ISTANBUL (Reuters) - Secretary of State John Kerry urged Turkey and Israel on Sunday to restore full relations, calling this vital to regional stability, but said it was not up to Washington to dictate the conditions of rapprochement.
An Israeli-Turkish reconciliation could improve regional coordination to contain spillover from the Syrian civil war and ease Israel’s diplomatic isolation in the Middle East as it faces the challenge of Iran’s nuclear program.
Kerry said it was imperative for Israel to honor its commitment to pay compensation to the families of those who were killed by Israeli marines aboard a Turkish vessel trying to break a naval blockade on Gaza in 2010, and for both countries to return their ambassadors.
He was speaking in Istanbul some two weeks after President Barack Obama brokered a thaw between Turkey and Israel, whose relations were frozen by the killing of nine Turkish citizens in that raid on a Gaza-bound flotilla.
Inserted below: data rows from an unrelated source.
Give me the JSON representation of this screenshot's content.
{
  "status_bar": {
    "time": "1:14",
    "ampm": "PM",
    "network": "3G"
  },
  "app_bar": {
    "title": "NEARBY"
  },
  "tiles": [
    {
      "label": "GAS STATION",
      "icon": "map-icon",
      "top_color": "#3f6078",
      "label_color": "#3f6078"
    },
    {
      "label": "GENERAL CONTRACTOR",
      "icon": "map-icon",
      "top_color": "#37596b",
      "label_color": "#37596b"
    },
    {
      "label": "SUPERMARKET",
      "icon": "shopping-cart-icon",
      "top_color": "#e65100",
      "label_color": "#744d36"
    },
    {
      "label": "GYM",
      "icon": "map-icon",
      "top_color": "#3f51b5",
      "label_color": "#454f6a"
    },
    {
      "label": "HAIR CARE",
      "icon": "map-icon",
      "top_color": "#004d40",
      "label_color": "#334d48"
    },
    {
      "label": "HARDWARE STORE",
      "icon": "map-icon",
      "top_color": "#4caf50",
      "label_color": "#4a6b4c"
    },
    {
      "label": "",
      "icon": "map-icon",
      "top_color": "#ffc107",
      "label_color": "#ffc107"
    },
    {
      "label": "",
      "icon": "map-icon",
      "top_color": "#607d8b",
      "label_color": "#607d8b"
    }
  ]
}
“With respect to the Israel-Turkey track, it is not for the United States to be setting conditions or terms,” Kerry told reporters alongside Turkish Foreign Minister Ahmet Davutoglu.
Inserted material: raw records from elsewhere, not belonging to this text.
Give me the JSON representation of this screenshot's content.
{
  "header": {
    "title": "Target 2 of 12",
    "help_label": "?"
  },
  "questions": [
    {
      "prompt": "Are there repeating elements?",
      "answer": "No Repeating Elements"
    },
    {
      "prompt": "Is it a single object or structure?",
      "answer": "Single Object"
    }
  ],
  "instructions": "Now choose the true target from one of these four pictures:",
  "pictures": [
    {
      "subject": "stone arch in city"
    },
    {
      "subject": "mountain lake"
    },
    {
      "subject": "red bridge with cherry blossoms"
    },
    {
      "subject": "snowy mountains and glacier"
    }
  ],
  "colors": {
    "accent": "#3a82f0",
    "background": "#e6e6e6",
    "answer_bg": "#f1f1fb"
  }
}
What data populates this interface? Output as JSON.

“We would like to see this relationship that is important to stability in the Middle East, critical to the peace process itself, we would like to see this relationship get back on track in its full measure,” he said.
“To be back on track in its full measure it is imperative that the compensation component of the agreement be fulfilled, that the ambassadors be returned and that full relationship be embraced, but it’s not up to us to discuss the timing.”
Israel on March 22 bowed to a long-standing demand by Ankara, once its close strategic partner, to apologize formally for the deaths aboard the Turkish ship Mavi Marmara.
It was boarded by Israeli marines who had intercepted the flotilla challenging Israel’s naval blockade of the Palestinian-run Gaza Strip.
Israeli Prime Minister Benjamin Netanyahu’s office said he had agreed to conclude an agreement on compensation and that he and Turkish Prime Minister Tayyip Erdogan agreed to normalize ties, including re-installing their respective ambassadors.
An Israeli delegation is expected to arrive in Turkey this week to begin discussing the details of the compensation agreement. Neither country has said, however, when their ambassadors would go back.
Despite Obama’s having pulled off a diplomatic coup - a three-way telephone call with the Israeli and Turkish prime ministers, who had not spoken since 2011, some officials in Washington are worried Turkey might be backtracking on the deal.
Hours after the Israeli apology, large billboard posters sanctioned by Turkey’s ruling party mayor, appeared in the Turkish capital showing a glum-looking Netanyahu next to a glowing picture of Erdogan, suggesting some in Ankara were taking a triumphalist tone.
Erdogan then told a rally broadcast live on television that the apology signaled Turkey’s growing regional clout.
But Kerry said Turkey had responded “sensitively” and “thoughtfully” to the apology. “They have taken steps to try to prevent any sense of triumphalism. It has not come from the government. In fact, there has been limited response by the government itself and I think it’s important for everybody to take note of that,” Kerry said.
Both Kerry and Davutoglu said they had discussed the two-year-old civil war in Syria, including the shared goal for a peaceful transition there. They said a meeting of a core group of the Friends of Syria would take place soon.
One of the underlying motivations for the Israeli-Turkish rapprochement, at least on the Israeli side, has been a desire to secure allies in the region as Syria’s conflict next door churns into its third year.
A senior U.S. official told reporters with Kerry that during the visit to Istanbul the secretary of state would also reiterate “the importance of keeping the borders open to Syrians fleeing from violence”.
The official said this was a reference to reports, which Turkey denied on March 28, that it had rounded up and deported hundreds of Syrian refugees following unrest at a border camp.
Witnesses said hundreds of Syrians were bussed to the border after clashes in which refugees in the Suleymansah camp, near the Turkish town of Akcakale, threw rocks at military police, who fired teargas and water cannon.
Turkey’s foreign ministry said 130 people, identified as being “involved in the provocations,” crossed back into Syria voluntarily, either because they did not want to face judicial proceedings or because of repercussions from other refugees.
The incident highlighted the strain that the exodus from Syria’s war is placing on neighboring states.
Since the outset of the Syrian conflagration, more than 1.2 million Syrians fleeing violence and persecution have registered as refugees or have awaited processing in neighboring countries and North Africa, according to U.N. figures.
They include 261,635 in Turkey, mostly staying in 17 camps, many of them teeming.
Editing by Mark Heinrich